Rising minimum wage could impact US economyWorkers in 20 U.S. states now make a bit more money than they did following minimum wage increases that began on January 1st. Many employees in America applaud the wage increases, but some worry it could hurt their businesses. CCTV America's Hendrik Sybrandy reported this story from Denver.
The Five Points neighborhood in Denver is a place rich in history that fell on hard economic times, but the area is on the rebound. Coffee at the Point is part of that resurgence, but business remains a daily challenge.
“We’re still trying to figure out creative ways to actually make sure that all of our staff checks go through,” Ryan Cobbins, owner of Coffee At The Point said.
Now that the state of Colorado has raised the minimum wage paid to workers from $8 to $8.23 an hour, Cobbins’ labor costs are increasing.
“I think that everything helps,” employee Elise Weber said, “I think it makes a huge difference for us in terms of feeling appreciated.”
The minimum wage increases across the country will provide an estimated 3.1 million Americans slightly larger paychecks in 2015.
“It provides the floor particularly for a lot of workers that don’t have a lot of power to bargain very effectively in the market,” Rich Jones, policy and research director of the Bell Policy Center said.
Minimum-wage worker Shelby Ramirez-Martinez said she has trouble juggling her expenses. Her electricity was recently turned off because she couldn’t pay her bill.
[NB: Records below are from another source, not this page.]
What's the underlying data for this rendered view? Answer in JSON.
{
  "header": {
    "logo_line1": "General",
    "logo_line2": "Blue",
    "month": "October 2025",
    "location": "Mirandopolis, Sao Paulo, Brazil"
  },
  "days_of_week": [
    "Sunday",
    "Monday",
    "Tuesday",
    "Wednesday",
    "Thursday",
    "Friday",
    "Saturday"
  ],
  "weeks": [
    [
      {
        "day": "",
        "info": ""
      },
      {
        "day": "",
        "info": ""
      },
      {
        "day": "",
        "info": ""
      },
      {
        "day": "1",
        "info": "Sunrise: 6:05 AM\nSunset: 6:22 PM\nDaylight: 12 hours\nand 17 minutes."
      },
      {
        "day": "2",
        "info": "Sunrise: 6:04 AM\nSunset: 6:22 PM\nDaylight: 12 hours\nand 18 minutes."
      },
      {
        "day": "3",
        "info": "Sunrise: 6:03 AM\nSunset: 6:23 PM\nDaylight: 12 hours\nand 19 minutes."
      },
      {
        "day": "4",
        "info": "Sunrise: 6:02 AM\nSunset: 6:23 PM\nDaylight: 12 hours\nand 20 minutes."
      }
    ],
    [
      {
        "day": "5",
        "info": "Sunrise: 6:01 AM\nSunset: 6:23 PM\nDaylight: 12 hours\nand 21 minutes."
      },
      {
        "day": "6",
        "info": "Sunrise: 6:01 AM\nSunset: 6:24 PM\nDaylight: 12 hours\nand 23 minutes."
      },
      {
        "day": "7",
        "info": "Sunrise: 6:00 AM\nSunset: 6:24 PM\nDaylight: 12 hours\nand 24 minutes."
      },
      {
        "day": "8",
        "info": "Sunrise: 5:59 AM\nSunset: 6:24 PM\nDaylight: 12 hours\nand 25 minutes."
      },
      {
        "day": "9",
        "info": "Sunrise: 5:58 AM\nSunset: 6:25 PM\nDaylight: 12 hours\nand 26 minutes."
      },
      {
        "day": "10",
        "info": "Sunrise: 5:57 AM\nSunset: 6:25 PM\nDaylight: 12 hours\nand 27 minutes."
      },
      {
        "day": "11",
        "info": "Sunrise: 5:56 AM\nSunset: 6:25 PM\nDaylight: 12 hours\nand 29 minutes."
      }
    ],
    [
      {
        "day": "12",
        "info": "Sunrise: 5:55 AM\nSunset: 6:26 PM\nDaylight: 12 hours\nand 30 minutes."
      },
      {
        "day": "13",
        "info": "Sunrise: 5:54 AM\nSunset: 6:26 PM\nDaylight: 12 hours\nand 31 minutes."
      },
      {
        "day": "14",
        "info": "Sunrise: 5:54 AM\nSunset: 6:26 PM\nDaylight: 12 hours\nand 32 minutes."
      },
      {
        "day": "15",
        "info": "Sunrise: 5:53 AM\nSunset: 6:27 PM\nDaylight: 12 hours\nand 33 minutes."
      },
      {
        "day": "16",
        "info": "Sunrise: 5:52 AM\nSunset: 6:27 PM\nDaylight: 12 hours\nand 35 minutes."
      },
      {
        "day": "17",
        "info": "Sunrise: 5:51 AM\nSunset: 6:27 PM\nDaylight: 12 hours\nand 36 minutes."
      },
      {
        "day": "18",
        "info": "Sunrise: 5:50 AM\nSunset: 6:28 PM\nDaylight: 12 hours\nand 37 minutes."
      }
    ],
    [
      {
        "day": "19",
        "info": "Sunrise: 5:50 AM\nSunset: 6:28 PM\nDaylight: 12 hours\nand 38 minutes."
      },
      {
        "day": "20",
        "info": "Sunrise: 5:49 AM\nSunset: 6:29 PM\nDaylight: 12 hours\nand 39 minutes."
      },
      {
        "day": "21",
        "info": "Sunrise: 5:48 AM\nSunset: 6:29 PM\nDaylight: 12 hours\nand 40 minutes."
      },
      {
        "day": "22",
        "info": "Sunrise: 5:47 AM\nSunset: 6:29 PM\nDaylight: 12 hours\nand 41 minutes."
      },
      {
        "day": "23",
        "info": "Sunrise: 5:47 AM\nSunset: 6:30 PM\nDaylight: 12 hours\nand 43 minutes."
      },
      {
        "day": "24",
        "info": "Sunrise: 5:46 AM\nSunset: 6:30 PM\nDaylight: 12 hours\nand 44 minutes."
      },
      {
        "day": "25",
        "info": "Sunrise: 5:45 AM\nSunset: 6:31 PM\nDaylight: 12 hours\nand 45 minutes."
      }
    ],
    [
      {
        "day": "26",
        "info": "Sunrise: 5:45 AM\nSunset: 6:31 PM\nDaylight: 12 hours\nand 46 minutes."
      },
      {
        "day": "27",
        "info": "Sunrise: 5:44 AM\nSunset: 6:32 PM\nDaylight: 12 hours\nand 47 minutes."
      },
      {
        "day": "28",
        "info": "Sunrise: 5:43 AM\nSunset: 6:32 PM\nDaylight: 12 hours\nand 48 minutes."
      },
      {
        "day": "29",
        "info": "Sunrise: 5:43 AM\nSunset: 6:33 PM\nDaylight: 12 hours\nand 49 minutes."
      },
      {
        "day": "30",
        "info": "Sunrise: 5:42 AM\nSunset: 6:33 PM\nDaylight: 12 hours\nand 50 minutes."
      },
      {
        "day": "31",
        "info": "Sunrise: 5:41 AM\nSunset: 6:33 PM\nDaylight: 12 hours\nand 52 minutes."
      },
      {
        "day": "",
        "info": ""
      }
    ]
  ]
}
“We just can’t afford a lot of things,” Ramirez-Martinez said. “That’s a scary type of life to live. Am I going to be homeless next month?”
A higher minimum wage is designed to help people such as Ramirez-Martinezand and provides a boost to the economy through the extra money she’s able to spend.
Opponents of the wage increase said it will cause employers to hire less people and raise prices.
Ramirez-Martinez doubted the new higher wage will help her much.
“It’s insane. There’s just no way that a family can survive on $8.23 an hour,” she said.
Cobbins, who already pays his employees above the minimum wage, said he thinks they will be more productive, that this pay raise could be a net plus.
“I’m an eternal optimist,” he said, “We want our folks to feel special about working here.”